After a week of research and seminars, I’m compelled to re-examine my takes on e-learning in the Philippine setting. Here’s a post on e-learning as an investment from two years back and here’s on ICT learning in general.

Technology has changed so much over the past three years that I’m out of the industry that the problem with today’s educator is choice rather than the availability of tools and resources. With Web 2.0 technologies reaching a fairly impressive level of sophistication for effective use in education, it’s really quite exciting for educators. But that’s just among the many issues that stakeholders in our context face.

Among these, still is the issue of infrastructure. Schools are still inequipped with proper computer laboratories and enough computers to cover the needs of a school population. There’s also the issue of hardware and software investments. The sheer pace of development in both fronts means that a computer laboratory faces obsolescence in even less than two years.

Broadband, while inceasingly becoming available and popular due to Wi-Fi and 3G are still questioned as worthwhile investments by some school administrators. Some schools even deliberately shy away from Internet connectivity to prevent students from accessing adult and gaming websites – a crude carpet bomb approach to an issue easily resolved by a single bullet that is proper network administration.

Teachers do have to cope. Rare is a teacher who will admit that they get left behind by some of their more tech-savvy stydents. Even rarer is ateacher who is humble enough to admit that they can easily be replaced by a computer or a website. Perhaps even a few years ago, teachers can simply get by with their encyclopedic knowledge. Not today. How can you even compete with Google, Wikipedia and even Wolfram Alpha with the amount of information that they make available.
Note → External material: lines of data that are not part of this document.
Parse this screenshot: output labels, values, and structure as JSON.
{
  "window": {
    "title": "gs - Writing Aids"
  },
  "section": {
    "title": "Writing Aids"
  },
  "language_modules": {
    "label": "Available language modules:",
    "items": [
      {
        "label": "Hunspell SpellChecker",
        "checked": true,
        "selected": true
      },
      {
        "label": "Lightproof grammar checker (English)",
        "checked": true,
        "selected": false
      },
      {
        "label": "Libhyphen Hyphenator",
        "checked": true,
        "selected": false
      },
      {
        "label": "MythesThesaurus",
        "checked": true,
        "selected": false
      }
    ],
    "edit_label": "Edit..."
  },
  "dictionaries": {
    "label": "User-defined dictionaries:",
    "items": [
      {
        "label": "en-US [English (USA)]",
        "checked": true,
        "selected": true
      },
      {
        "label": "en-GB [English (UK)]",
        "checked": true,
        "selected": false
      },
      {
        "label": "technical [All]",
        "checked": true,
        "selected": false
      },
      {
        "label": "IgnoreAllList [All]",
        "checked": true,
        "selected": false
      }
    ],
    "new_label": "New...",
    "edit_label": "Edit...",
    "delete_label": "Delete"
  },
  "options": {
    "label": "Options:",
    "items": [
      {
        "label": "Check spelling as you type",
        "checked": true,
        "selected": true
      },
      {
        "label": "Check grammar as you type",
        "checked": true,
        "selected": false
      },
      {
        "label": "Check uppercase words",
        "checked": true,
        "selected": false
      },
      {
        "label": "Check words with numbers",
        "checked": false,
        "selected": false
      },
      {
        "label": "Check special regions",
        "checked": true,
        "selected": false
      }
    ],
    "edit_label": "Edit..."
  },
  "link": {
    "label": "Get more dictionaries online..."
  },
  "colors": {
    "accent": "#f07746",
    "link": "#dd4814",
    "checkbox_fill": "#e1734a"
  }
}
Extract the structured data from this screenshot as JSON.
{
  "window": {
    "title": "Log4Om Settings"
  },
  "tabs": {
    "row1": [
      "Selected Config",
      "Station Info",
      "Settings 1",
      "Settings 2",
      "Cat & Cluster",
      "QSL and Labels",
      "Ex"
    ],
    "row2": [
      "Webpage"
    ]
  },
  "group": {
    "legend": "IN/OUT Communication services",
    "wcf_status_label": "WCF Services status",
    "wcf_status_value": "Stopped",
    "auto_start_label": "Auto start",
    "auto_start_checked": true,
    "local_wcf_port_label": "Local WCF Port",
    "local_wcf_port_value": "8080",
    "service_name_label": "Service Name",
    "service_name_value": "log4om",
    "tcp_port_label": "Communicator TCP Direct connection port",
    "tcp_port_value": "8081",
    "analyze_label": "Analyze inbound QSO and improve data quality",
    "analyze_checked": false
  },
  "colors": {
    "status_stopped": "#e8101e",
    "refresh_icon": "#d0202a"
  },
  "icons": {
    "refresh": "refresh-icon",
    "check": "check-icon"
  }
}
For older teachers, it’s a matter of dealing with the learning curve and technophobia. Interfaces have become overly intuitive these days but if the issue is not being able to differentiate a single-click to a double-click, there definitely are greater issues underpinned in such cases. And these cases exist. Generally, it’s a matter of motivation and competence for the teacher. How far are we willing to go to maintain at least a step ahead of our students. Or do we even need to?

As for students, it’s still a question of work ethic and scholarship skills. The resources are there. However, it’s just too easy for them to be drawn to the less serious side of things – MMORPGs and Facebook (and its many insipid apps). Copying and pasting assigments and terms papers are common place.

For e-learning to become viable, it has to overcome these challenges. While it’s easy to think it’s a financial hurdle, it’s actually a battle of ideology.


Such discourse is commonplace for us young turks. As part of the Internet generation, it is frustrating not being able to use all of these technologies inside our classroom. If you teach in a university where you can’t even use PowerPoint in a daily basis due to the basic lack of projectors, the situation is more than pathetic.

The oldies would simply say that such limitations offer the challenge to be creative. I still admire and emulate those who can make students understand complex discourses though sheer eloquence.

There are times when I stop and wonder if technology messes with pure thought. That our creativities are hampered by the draw of interfaces and the logic of ones and zeros.


I really feel like an old man talking. Or perhaps because I am still technically in the business of education. Cliche as it is but if I had these resources back in basic education or even as an undergraduate, I would’ve been a much better student. However, I know that I am an exception. Not too many people rush to finish papers on the day they were assigned.

Share This